  • Strong Magnet: Depending on the strength and position of the popper, placing a strong magnet against the glass (or box bottom) can keep it in closed position while you remove the dome. My earlier prototype with the popper stuck to the glass could be disarmed by simply placing a very strong rare earth magnet against the glass, and then whacking the box, dome and magnet down on the arm of the couch so that the popper would snap shut from the inertia. Once the popper was closed, the magnet was strong enough to keep it closed such that the dome, magnet and popper could all be removed without setting off the cap. (Unfortunately for Jay, the version I gave him was simply too powerful even for the four large rare earth magnets I had brought with me.)

  • Rice: The second option is to fill the dome with a substance that can fit through the small crack between the box and glass but still interfere with the firing mechanism.
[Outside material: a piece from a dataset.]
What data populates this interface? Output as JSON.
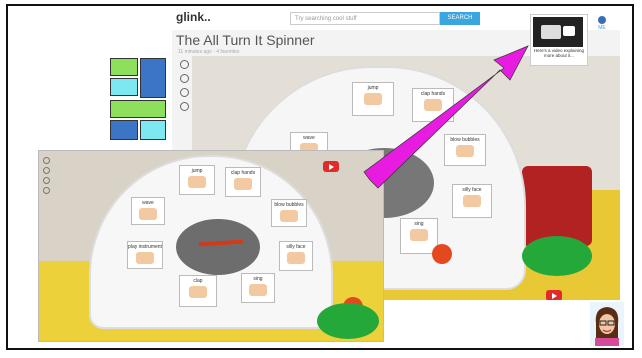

I used grains of rice, which could be forced under the dome using a thin piece of spring steel. After I had a decent amount of rice inside the dome itself I was able to lift it out of the box without firing the cap. The hammer sprung down, but wound up with a single grain of rice between it and the unfired cap. Water would also probably work, though it might damage the box or contents. Note that evacuating the dome of oxygen (for example by using a wine preserver gas) does not seem to work — I’m guessing the caps provide their own oxygen source.

  • Wax / glue: We haven’t tried this, but it might be possible to carefully maneuver some sticky wax or glue through the crack in the side such that it holds the playing card to the underside of the glass dome, thus pulling the card up with the dome when it’s removed from the box.
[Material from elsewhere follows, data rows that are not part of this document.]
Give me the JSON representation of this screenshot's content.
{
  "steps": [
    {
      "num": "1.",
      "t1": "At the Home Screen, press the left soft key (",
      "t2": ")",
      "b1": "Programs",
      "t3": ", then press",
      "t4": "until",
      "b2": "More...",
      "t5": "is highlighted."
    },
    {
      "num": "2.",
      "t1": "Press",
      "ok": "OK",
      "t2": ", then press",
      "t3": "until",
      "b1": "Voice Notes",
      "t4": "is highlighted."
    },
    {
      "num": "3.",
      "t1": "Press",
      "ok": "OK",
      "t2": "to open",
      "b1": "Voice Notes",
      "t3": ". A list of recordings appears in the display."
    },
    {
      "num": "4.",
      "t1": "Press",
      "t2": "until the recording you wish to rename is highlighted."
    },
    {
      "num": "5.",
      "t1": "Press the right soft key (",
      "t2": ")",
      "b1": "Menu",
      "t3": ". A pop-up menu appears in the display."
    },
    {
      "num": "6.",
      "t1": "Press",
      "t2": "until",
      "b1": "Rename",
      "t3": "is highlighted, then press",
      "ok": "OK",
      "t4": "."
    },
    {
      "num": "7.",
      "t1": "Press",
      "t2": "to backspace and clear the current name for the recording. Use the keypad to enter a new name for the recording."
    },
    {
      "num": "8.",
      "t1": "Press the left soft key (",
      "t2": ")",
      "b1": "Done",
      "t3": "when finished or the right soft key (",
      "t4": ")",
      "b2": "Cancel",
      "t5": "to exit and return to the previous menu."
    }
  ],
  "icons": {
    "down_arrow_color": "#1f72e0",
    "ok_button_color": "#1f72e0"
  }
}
  • Flexible shim: We haven’t tried this yet either, but there exist metal shims that are extremely flexible, and such a shim might be able to actually bend through a crack between the glass and box side and get inside enough to block a popper from firing. This was essentially Jay’s strategy using pipe cleaners, but they weren’t quite flexible enough, and one of the poppers got free and went off.
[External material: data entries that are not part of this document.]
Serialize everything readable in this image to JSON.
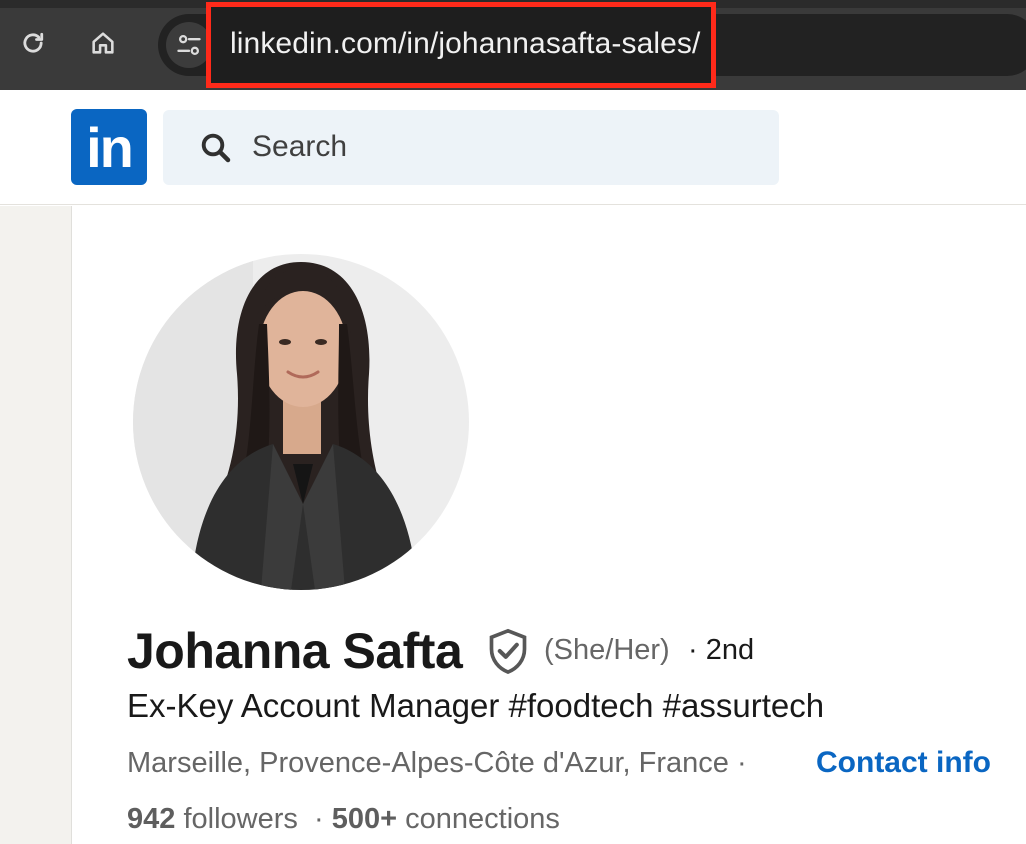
{
  "browser": {
    "url": "linkedin.com/in/johannasafta-sales/",
    "icons": [
      "reload-icon",
      "home-icon",
      "site-settings-icon"
    ]
  },
  "header": {
    "logo_text": "in",
    "search_placeholder": "Search"
  },
  "profile": {
    "name": "Johanna Safta",
    "pronouns": "(She/Her)",
    "degree": "· 2nd",
    "headline": "Ex-Key Account Manager #foodtech #assurtech",
    "location": "Marseille, Provence-Alpes-Côte d'Azur, France ·",
    "contact_label": "Contact info",
    "followers_count": "942",
    "followers_label": "followers",
    "separator": "·",
    "connections_count": "500+",
    "connections_label": "connections"
  },
  "colors": {
    "brand": "#0a66c2",
    "url_highlight": "#ff2a1a"
  }
}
Great analogy on consciousness and brain

Via Mind Hacks, this quote from A Writer’s Notebook by W. Somerset Maugham sums up my wonder at the physical basis of the brain better than anything I’ve ever read:

“The highest activities of consciousness have their origins in physical occurrences of the brain, just as the loveliest melodies are not too sublime to be expressed by notes.”

How squinting helps us see

I never knew this! Via LiveScience, via Cognitive Daily:

Squinting reduces the amount of peripheral light coming into the eye so that a greater percentage of light comes from the center of the visual field… It’s wrong to to say that “‘squinting squishes the eyeball slightly to correct for a focus point that misses the mark.’ Although the lens does change shape, this is a reflex muscle action that can accompany (but is not the result of) squinting.”

I can name that tune in one note…

Interesting comment from this article on why humans are so good at recognizing music:

The subtlest reason that pop music is so flavorful to our brains is that it relies so strongly on timbre. Timbre is a peculiar blend of tones in any sound; it is why a tuba sounds so different from a flute even when they are playing the same melody in the same key. Popular performers or groups, Levitin argued, are pleasing not because of any particular virtuosity, but because they create an overall timbre that remains consistent from song to song. That quality explains why, for example, I could identify even a single note of Elton John’s “Benny and the Jets.”

“Nobody else’s piano sounds quite like that,” he said, referring to John. “Pop musicians compose with timbre. Pitch and harmony are becoming less important.”

(Thanks to Janie for the link!)